FIFA is relocating over 100 positions from its headquarters in Switzerland to Florida, where an expanding workforce is already engaged in preparations for the 2026 World Cup.
On Tuesday, FIFA communicated to its employees that the entire legal department, along with the audit, compliance, and risk management teams, will be transferred from Zurich to Coral Gables, located near Miami. This move is occurring at a time when Coral Gables is gaining prominence on the global soccer stage, notably with Lionel Messi’s decision to play in Major League Soccer for Inter Miami.
According to an email obtained by The Associated Press, FIFA informed its staff that the relocation is scheduled to become fully operational in August 2024.
The email, attributed to Secretary General Fatma Samoura, who is set to depart from the world governing body at the end of the year, stated, “The FIFA office is a permanent establishment that will initially share space with the (FIFA 2026 World Cup) team at the Coral Gables facility in Florida.”
FIFA had previously required a larger workforce situated in the United States when it decided to manage the organization of World Cups internally, rather than depending on host nations to staff and oversee local organizing committees.
In a statement regarding Tuesday’s email, FIFA explained, “This aligns with the global perspective of an organization that comprises 211 member associations,” emphasizing that its headquarters remain in Zurich.
The expanded 48-team men’s World Cup in 2026 will primarily take place in the United States, with additional matches being held in Canada and Mexico. FIFA President Gianni Infantino, while overseeing preparations for the 2022 World Cup in Qatar last year, expressed his anticipation of spending more time in the United States in the future.
Furthermore, the United States will host the expanded 32-team Club World Cup tournament in June-July 2025, featuring prominent teams such as Real Madrid, Manchester City, Chelsea, Flamengo, and Palmeiras, who have already qualified as recent European and Brazilian champions.
The email sent to staff stated, “Being in closer physical proximity to our colleagues at FIFA26 and FIFA Club World Cup 2025 in Miami and the U.S. will enhance our collaboration.”
Despite Switzerland’s status as a prominent hub for global sports law, where hundreds of FIFA cases, including contract disputes and certain disciplinary and ethics cases, are heard each year at the Court of Arbitration for Sport in Lausanne, FIFA’s decision to relocate its legal department may appear unexpected.

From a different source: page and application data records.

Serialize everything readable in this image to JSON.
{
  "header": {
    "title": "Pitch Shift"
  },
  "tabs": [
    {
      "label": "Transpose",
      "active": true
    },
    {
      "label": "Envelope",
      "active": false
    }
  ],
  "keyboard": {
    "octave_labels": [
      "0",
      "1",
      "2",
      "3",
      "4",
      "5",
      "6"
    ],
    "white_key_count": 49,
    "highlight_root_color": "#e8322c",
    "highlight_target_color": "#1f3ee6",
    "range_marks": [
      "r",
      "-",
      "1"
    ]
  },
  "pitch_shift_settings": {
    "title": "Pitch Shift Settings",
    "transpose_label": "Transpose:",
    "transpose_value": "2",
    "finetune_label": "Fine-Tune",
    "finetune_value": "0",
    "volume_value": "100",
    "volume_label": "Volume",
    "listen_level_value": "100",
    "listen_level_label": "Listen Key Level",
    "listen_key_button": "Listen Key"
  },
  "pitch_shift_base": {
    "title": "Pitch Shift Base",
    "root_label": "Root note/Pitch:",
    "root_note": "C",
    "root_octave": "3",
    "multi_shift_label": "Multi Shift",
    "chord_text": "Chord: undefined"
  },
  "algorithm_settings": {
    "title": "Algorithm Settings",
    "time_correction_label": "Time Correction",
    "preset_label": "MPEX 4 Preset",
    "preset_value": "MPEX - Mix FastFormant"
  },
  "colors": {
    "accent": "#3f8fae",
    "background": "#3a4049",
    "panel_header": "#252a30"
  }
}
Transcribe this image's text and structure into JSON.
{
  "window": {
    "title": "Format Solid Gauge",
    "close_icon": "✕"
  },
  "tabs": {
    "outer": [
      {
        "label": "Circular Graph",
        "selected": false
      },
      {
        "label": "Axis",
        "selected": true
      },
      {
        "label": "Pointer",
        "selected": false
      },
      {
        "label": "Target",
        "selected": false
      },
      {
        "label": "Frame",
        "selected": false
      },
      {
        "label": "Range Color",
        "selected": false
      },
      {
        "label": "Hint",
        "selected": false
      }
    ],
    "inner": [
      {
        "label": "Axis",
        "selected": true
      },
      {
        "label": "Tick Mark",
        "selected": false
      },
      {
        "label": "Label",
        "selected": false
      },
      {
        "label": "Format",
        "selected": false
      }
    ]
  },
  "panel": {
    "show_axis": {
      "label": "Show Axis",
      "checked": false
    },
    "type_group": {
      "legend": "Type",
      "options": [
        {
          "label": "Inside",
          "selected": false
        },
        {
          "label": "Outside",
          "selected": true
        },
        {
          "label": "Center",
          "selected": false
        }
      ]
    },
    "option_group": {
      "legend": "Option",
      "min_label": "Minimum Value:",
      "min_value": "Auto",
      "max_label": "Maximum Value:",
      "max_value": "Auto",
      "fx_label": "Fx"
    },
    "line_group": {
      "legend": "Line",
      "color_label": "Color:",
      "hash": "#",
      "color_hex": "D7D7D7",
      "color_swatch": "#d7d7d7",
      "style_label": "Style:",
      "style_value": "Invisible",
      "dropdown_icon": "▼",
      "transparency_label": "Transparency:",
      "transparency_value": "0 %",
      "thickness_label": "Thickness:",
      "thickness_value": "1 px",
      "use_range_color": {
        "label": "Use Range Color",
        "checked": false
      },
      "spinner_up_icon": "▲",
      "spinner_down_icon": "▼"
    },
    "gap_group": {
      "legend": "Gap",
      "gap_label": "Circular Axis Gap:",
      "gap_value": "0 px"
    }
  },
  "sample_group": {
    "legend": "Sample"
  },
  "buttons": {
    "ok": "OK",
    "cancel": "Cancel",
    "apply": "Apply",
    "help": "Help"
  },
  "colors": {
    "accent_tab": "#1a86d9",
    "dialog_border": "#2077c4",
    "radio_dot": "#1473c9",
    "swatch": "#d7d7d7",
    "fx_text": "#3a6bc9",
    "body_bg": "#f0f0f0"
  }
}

FIFA emphasized that their move is in line with their vision of “making football truly global” and strengthening their ties with member associations. In 2021, FIFA had already established a base in Paris to serve as a liaison with member federations in Europe and Africa, and they are currently preparing a regional office in Singapore.